---------- EXERCISE MATERIAL ----------
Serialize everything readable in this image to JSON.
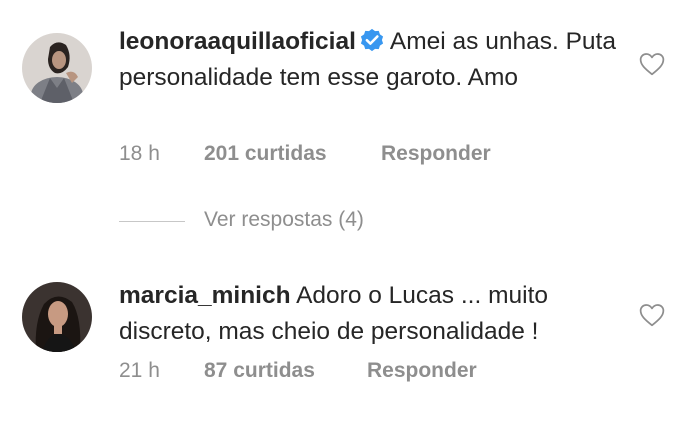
{
  "comments": [
    {
      "username": "leonoraaquillaoficial",
      "verified": true,
      "text": "Amei as unhas. Puta personalidade tem esse garoto. Amo",
      "time": "18 h",
      "likes": "201 curtidas",
      "reply": "Responder",
      "avatar_icon": "avatar-photo-woman-grey-jacket",
      "heart_icon": "heart-outline-icon"
    },
    {
      "username": "marcia_minich",
      "verified": false,
      "text": "Adoro o Lucas ... muito discreto, mas cheio de personalidade !",
      "time": "21 h",
      "likes": "87 curtidas",
      "reply": "Responder",
      "avatar_icon": "avatar-photo-woman-dark-hair",
      "heart_icon": "heart-outline-icon"
    }
  ],
  "view_replies": "Ver respostas (4)",
  "colors": {
    "text": "#262626",
    "secondary": "#8e8e8e",
    "verified_badge": "#3897f0",
    "divider": "#c7c7c7"
  }
}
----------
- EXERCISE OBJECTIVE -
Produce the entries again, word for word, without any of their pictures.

- WRITTEN RESPONSE -
Serialize everything readable in this image to JSON.
{
  "comments": [
    {
      "username": "leonoraaquillaoficial",
      "verified": true,
      "text": "Amei as unhas. Puta personalidade tem esse garoto. Amo",
      "time": "18 h",
      "likes": "201 curtidas",
      "reply": "Responder",
      "avatar_icon": "avatar-photo-woman-grey-jacket",
      "heart_icon": "heart-outline-icon"
    },
    {
      "username": "marcia_minich",
      "verified": false,
      "text": "Adoro o Lucas ... muito discreto, mas cheio de personalidade !",
      "time": "21 h",
      "likes": "87 curtidas",
      "reply": "Responder",
      "avatar_icon": "avatar-photo-woman-dark-hair",
      "heart_icon": "heart-outline-icon"
    }
  ],
  "view_replies": "Ver respostas (4)",
  "colors": {
    "text": "#262626",
    "secondary": "#8e8e8e",
    "verified_badge": "#3897f0",
    "divider": "#c7c7c7"
  }
}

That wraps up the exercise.